• [Description of the task]
Hunt for the word "heading" across the entries below, copying each line that holds it.

[Element data from apps and pages]
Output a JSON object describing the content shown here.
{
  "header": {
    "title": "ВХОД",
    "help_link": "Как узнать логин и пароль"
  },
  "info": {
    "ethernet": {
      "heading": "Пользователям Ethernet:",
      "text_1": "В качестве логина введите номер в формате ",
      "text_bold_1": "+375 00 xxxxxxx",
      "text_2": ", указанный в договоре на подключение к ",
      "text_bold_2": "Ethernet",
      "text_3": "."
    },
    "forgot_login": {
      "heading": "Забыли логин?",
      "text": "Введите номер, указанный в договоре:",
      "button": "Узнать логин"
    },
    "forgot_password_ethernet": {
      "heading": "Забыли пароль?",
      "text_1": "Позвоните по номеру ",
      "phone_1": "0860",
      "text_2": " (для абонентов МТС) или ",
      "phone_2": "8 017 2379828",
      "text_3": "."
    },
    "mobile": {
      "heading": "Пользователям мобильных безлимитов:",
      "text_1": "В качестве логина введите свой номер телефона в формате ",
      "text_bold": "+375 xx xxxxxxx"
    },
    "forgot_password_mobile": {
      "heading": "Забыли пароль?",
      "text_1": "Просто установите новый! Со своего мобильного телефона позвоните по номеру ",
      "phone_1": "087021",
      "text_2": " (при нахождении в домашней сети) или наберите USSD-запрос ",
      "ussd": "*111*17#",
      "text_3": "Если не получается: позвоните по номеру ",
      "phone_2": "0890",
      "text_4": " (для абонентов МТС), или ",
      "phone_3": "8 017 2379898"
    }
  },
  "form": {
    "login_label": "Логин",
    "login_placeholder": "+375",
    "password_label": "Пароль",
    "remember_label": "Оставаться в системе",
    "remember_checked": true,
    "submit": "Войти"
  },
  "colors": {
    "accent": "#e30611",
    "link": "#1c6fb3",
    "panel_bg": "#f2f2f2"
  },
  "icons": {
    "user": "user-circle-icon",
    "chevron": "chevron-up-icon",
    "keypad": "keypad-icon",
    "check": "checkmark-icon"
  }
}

• [Answer for this exercise]
      "heading": "Пользователям Ethernet:",
      "heading": "Забыли логин?",
      "heading": "Забыли пароль?",
      "heading": "Пользователям мобильных безлимитов:",
      "heading": "Забыли пароль?",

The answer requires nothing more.